Government Asset and Liability Management in a Era of Vanishing Public Debt
The paper examines alternative options for managing public debt and public assets in a government balance sheet framework that includes the Treasury, the Federal Reserve, and Social Security. Even after September 11, U.S. fiscal policy is on a trajectory to accumulate substantial "uncommitted funds." The paper examines how such funds should be invested. I conclude that high-quality fixed-income securities are the best benchmark and that Social Security is the most appropriate government asset manager. The analysis of policy alternatives reveals a trilemma between maintaining a liquid Treasury market, minimizing rent seeking, and facilitating intergenerational risk sharing.
To our knowledge, this item is not available for
download. To find whether it is available, there are three
1. Check below under "Related research" whether another version of this item is available online.
2. Check on the provider's web page whether it is in fact available.
3. Perform a search for a similarly titled item that would be available.
Volume (Year): 34 (2002)
Issue (Month): 3 (August)
|Contact details of provider:|| Web page: http://www.blackwellpublishing.com/journal.asp?ref=0022-2879|
References listed on IDEAS
Please report citation or reference errors to , or , if you are the registered author of the cited work, log in to your RePEc Author Service profile, click on "citations" and make appropriate adjustments.:
- Henning Bohn, "undated".
"Budget Balance Through Revenue or Spending Adjustments ? Some Historical Evidence for the United States (Reprint 013),"
Rodney L. White Center for Financial Research Working Papers
03-91, Wharton School Rodney L. White Center for Financial Research.
- Henning Bohn, "undated". "Budget Balance Through Revenue or Spending Adjustments ? Some Historical Evidence for the United States (Reprint 013)," Rodney L. White Center for Financial Research Working Papers 3-91, Wharton School Rodney L. White Center for Financial Research.
- Martin Feldstein, 1996. "The Missing Piece in Policy Analysis: Social Security Reform," NBER Working Papers 5413, National Bureau of Economic Research, Inc.
- Douglas W. Elmendorf & Jeffrey B. Liebman, 2000. "Social Security Reform and National Saving in an Era of Budget Surpluses," Brookings Papers on Economic Activity, Economic Studies Program, The Brookings Institution, vol. 31(2), pages 1-72.
- Michael J. Fleming, 2000. "The benchmark U.S. Treasury market: recent performance and possible alternatives," Economic Policy Review, Federal Reserve Bank of New York, issue Apr, pages 129-145.

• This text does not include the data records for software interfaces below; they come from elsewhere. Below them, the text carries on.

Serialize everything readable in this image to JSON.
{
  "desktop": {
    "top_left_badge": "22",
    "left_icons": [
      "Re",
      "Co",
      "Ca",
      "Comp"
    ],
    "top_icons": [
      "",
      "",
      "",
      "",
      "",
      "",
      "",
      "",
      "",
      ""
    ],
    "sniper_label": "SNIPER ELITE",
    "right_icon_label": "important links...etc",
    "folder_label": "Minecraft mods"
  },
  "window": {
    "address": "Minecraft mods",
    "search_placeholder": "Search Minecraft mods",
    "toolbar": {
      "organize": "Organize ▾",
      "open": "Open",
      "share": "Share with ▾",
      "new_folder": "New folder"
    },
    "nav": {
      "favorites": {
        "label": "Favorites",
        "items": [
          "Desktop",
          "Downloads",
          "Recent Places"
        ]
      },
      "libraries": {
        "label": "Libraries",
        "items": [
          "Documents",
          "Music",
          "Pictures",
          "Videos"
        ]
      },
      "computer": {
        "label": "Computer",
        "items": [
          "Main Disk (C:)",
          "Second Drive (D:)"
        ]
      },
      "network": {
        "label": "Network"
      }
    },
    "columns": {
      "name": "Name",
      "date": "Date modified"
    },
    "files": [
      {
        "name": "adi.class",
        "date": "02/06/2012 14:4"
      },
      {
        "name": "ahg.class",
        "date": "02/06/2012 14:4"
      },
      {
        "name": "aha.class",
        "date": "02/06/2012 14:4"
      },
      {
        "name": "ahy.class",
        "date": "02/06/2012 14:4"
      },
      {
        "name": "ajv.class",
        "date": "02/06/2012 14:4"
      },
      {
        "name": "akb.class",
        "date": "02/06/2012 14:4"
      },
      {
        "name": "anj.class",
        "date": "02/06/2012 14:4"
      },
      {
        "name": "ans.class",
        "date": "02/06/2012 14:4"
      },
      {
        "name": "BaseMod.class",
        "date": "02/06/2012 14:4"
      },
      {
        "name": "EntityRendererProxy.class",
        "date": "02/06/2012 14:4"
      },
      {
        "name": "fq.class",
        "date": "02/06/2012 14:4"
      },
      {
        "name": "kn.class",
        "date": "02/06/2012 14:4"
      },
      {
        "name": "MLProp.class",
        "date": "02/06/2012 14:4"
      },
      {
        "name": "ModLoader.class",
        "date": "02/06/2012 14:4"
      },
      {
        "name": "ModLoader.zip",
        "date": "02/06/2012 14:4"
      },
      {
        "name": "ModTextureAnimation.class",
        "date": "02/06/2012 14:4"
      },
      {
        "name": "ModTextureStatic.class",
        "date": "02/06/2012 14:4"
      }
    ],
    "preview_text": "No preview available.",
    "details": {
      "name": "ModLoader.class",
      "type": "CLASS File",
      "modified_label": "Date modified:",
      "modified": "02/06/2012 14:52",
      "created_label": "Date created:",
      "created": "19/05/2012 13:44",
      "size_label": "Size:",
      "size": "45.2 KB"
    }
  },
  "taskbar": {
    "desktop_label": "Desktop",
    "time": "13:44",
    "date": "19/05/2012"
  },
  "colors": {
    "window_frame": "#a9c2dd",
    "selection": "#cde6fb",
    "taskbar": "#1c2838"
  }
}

- Vincent Reinhart & Brian Sack, 2000. "The Economic Consequences of Disappearing Government Debt," Brookings Papers on Economic Activity, Economic Studies Program, The Brookings Institution, vol. 31(2), pages 163-220.
- Barro, Robert J, 1979. "On the Determination of the Public Debt," Journal of Political Economy, University of Chicago Press, vol. 87(5), pages 940-971, October.
When requesting a correction, please mention this item's handle: RePEc:mcb:jmoncb:v:34:y:2002:i:3:p:887-933. See general information about how to correct material in RePEc.
For technical questions regarding this item, or to correct its authors, title, abstract, bibliographic or download information, contact: (Wiley-Blackwell Digital Licensing)or (Christopher F. Baum)
If you have authored this item and are not yet registered with RePEc, we encourage you to do it here. This allows to link your profile to this item. It also allows you to accept potential citations to this item that we are uncertain about.
If references are entirely missing, you can add them using this form.
If the full references list an item that is present in RePEc, but the system did not link to it, you can help with this form.
If you know of missing items citing this one, you can help us creating those links by adding the relevant references in the same way as above, for each refering item. If you are a registered author of this item, you may also want to check the "citations" tab in your profile, as there may be some citations waiting for confirmation.
Please note that corrections may take a couple of weeks to filter through the various RePEc services.